Applied Behaviour Analysis (ABA) is an effective approach for teaching a range of skills to children with autism spectrum disorder (ASD). Quality research shows that it has positive effects on the behaviour of children with ASD.
Behavior analysis helps us to understand:
- How behavior works
- How behavior is affected by the environment
- How learning takes place
ABA therapy programs can help:
- Increase language and communication skills
- Improve attention, focus, social skills, memory, and academics
- Decrease problem behaviors
The methods of behavior analysis have been used and studied for decades. They have helped many kinds of learners gain different skills – from healthier lifestyles to learning a new language. Therapists have used ABA to help children with autism and related developmental disorders since the 1960s.
How does ABA therapy work?
Applied Behavior Analysis involves many techniques for understanding and changing behavior. ABA is a flexible treatment:

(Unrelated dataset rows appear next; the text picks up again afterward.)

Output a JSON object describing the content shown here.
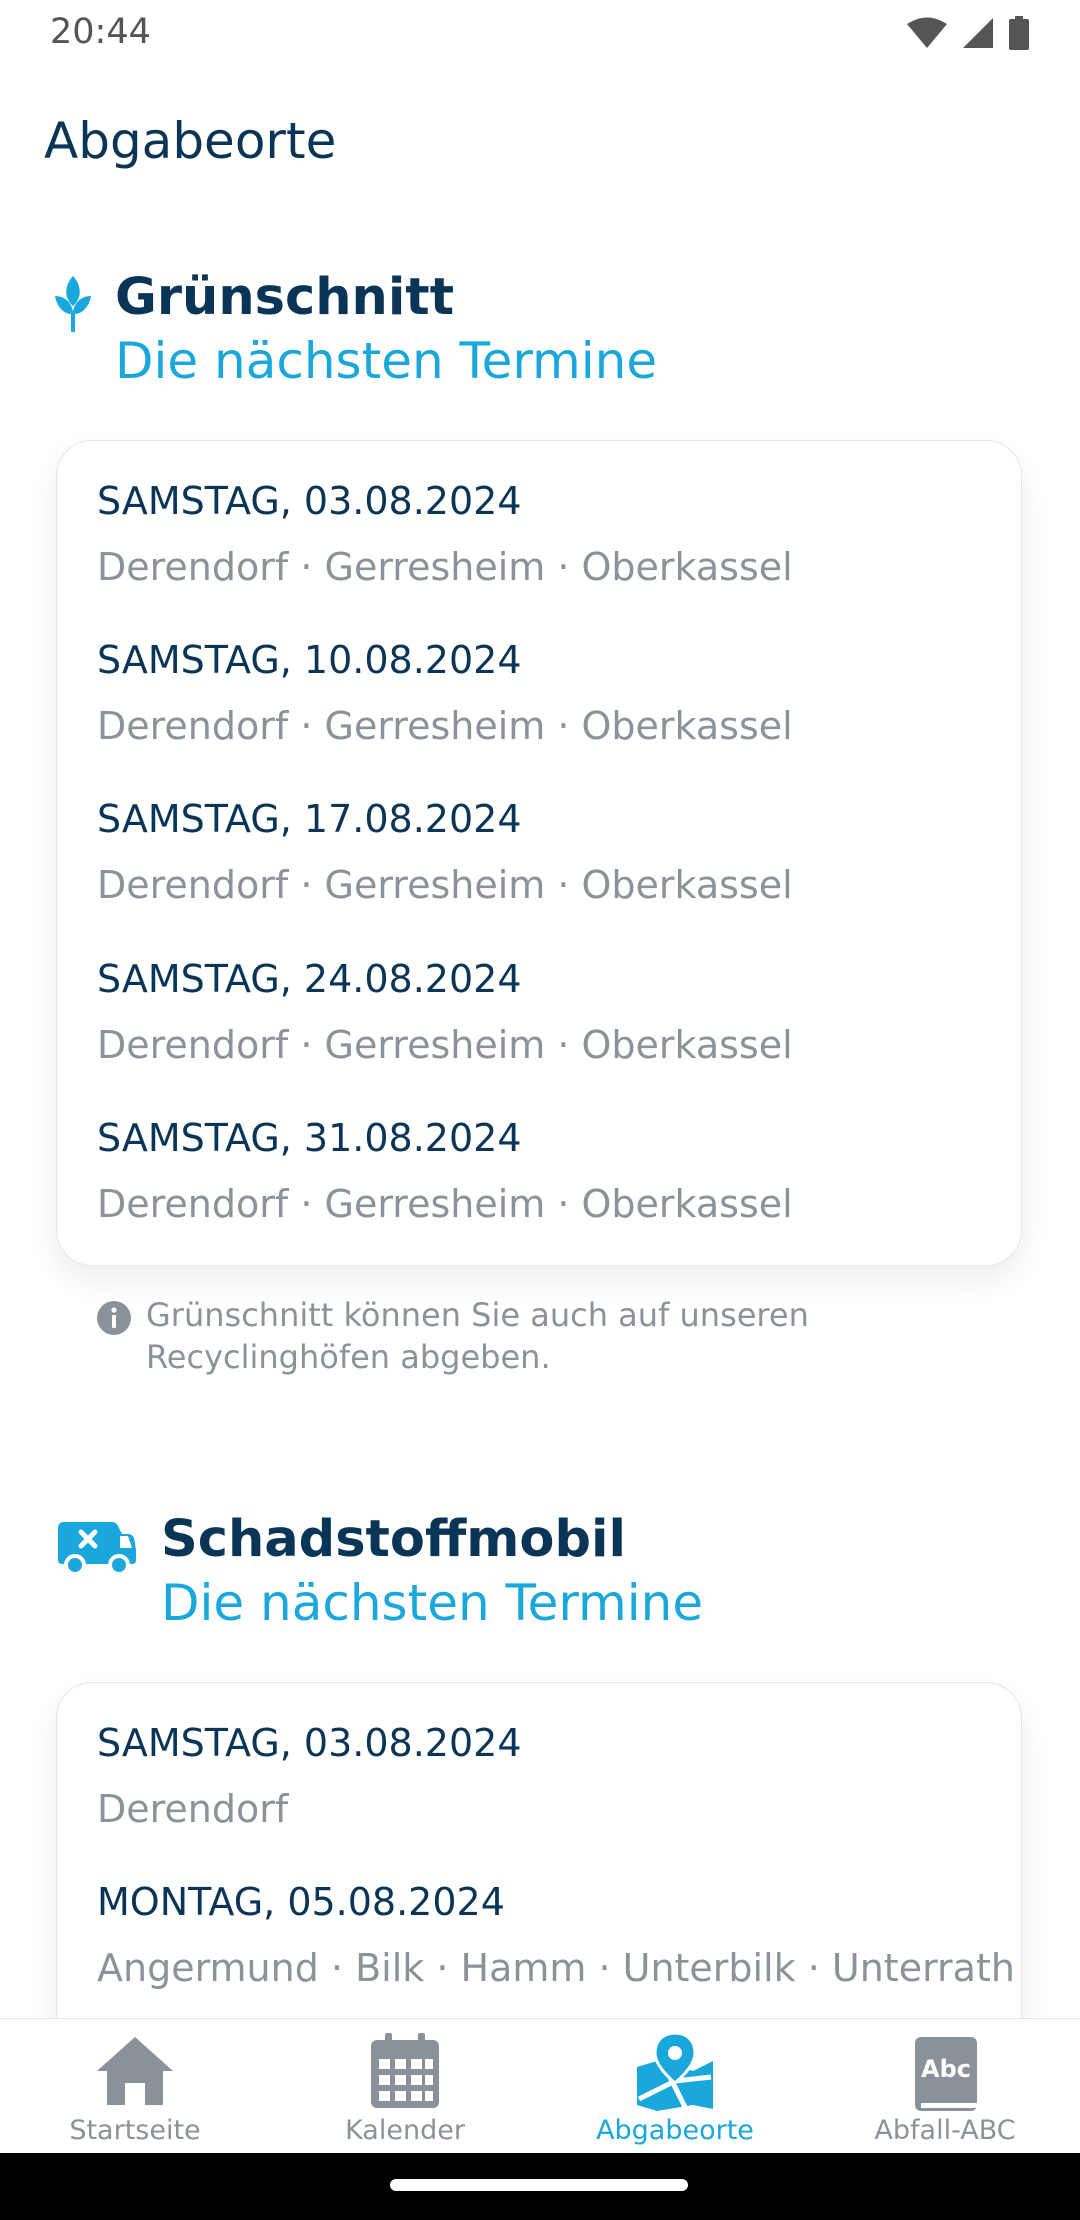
{
  "status": {
    "time": "20:44"
  },
  "header": {
    "title": "Abgabeorte"
  },
  "sections": [
    {
      "title": "Grünschnitt",
      "subtitle": "Die nächsten Termine",
      "icon": "leaf-icon",
      "entries": [
        {
          "date": "SAMSTAG, 03.08.2024",
          "places": "Derendorf · Gerresheim · Oberkassel"
        },
        {
          "date": "SAMSTAG, 10.08.2024",
          "places": "Derendorf · Gerresheim · Oberkassel"
        },
        {
          "date": "SAMSTAG, 17.08.2024",
          "places": "Derendorf · Gerresheim · Oberkassel"
        },
        {
          "date": "SAMSTAG, 24.08.2024",
          "places": "Derendorf · Gerresheim · Oberkassel"
        },
        {
          "date": "SAMSTAG, 31.08.2024",
          "places": "Derendorf · Gerresheim · Oberkassel"
        }
      ],
      "hint": "Grünschnitt können Sie auch auf unseren Recyclinghöfen abgeben."
    },
    {
      "title": "Schadstoffmobil",
      "subtitle": "Die nächsten Termine",
      "icon": "truck-icon",
      "entries": [
        {
          "date": "SAMSTAG, 03.08.2024",
          "places": "Derendorf"
        },
        {
          "date": "MONTAG, 05.08.2024",
          "places": "Angermund · Bilk · Hamm · Unterbilk · Unterrath"
        }
      ]
    }
  ],
  "nav": {
    "items": [
      {
        "label": "Startseite",
        "icon": "home-icon"
      },
      {
        "label": "Kalender",
        "icon": "calendar-icon"
      },
      {
        "label": "Abgabeorte",
        "icon": "map-pin-icon",
        "active": true
      },
      {
        "label": "Abfall-ABC",
        "icon": "abc-book-icon",
        "icon_text": "Abc"
      }
    ]
  },
  "colors": {
    "primary_dark": "#0b3556",
    "accent": "#1aa7dc",
    "muted": "#8c9298",
    "icon_gray": "#8a9198"
  }
}
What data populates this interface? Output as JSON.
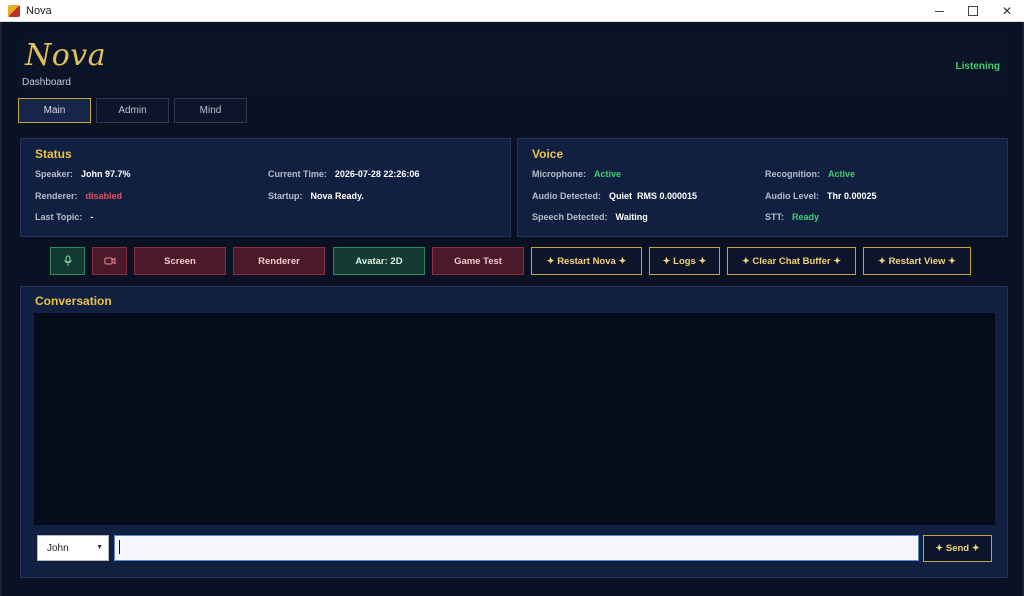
{
  "window": {
    "title": "Nova"
  },
  "header": {
    "logo": "Nova",
    "subtitle": "Dashboard",
    "status": "Listening"
  },
  "tabs": [
    {
      "label": "Main",
      "active": true
    },
    {
      "label": "Admin",
      "active": false
    },
    {
      "label": "Mind",
      "active": false
    }
  ],
  "status_panel": {
    "title": "Status",
    "speaker_label": "Speaker:",
    "speaker_value": "John 97.7%",
    "renderer_label": "Renderer:",
    "renderer_value": "disabled",
    "last_topic_label": "Last Topic:",
    "last_topic_value": "-",
    "current_time_label": "Current Time:",
    "current_time_value": "2026-07-28 22:26:06",
    "startup_label": "Startup:",
    "startup_value": "Nova Ready."
  },
  "voice_panel": {
    "title": "Voice",
    "microphone_label": "Microphone:",
    "microphone_value": "Active",
    "audio_detected_label": "Audio Detected:",
    "audio_detected_value": "Quiet  RMS 0.000015",
    "speech_detected_label": "Speech Detected:",
    "speech_detected_value": "Waiting",
    "recognition_label": "Recognition:",
    "recognition_value": "Active",
    "audio_level_label": "Audio Level:",
    "audio_level_value": "Thr 0.00025",
    "stt_label": "STT:",
    "stt_value": "Ready"
  },
  "toolbar": {
    "mic_icon": "microphone-icon",
    "camera_icon": "video-camera-icon",
    "screen": "Screen",
    "renderer": "Renderer",
    "avatar": "Avatar: 2D",
    "game_test": "Game Test",
    "restart_nova": "✦ Restart Nova ✦",
    "logs": "✦ Logs ✦",
    "clear_chat_buffer": "✦ Clear Chat Buffer ✦",
    "restart_view": "✦ Restart View ✦"
  },
  "conversation": {
    "title": "Conversation",
    "user_select": "John",
    "input_value": "",
    "send_label": "✦ Send ✦"
  },
  "colors": {
    "accent_gold": "#e8c04a",
    "status_green": "#3fcf6e",
    "status_red": "#e0505e",
    "panel_bg": "#112040"
  }
}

- Can be adapted to meet the needs of each unique person
- Provided in many different locations – at home, at school, and in the community
- Teaches skills that are useful in everyday life
- Can involve one-to-one teaching or group instruction
Positive reinforcement is one of the main strategies used in ABA.
When a behavior is followed by something that is valued (a reward), a person is more likely to repeat that behavior. Over time, this encourages positive behavior change.
First, the therapist identifies a goal behavior. Each time the person uses the behavior or skill successfully, they get a reward. The reward is meaningful to the individual – examples include praise, a toy or book, watching a video, access to playground or other location, and more.
Positive rewards encourage the person to continue using the skill. Over time this leads to meaningful behavior change.
As with many approaches to autism, ABA is certainly worth a trial. Before getting started, however, be sure your child’s therapist is trained, know how and where she will be working with your child, and work with your therapist to set up measurable goals. Keep a close eye on the process and outcomes.
Most importantly, be aware of your child’s responses to the therapist and the therapy. Is she excited when she “gets to” work with her therapist? Is she responding to the therapist with smiles and engagement? Is she learning skills that are helping her in her daily life? If the answers are “yes,” you’re moving in the right direction. If not, it’s time to reassess.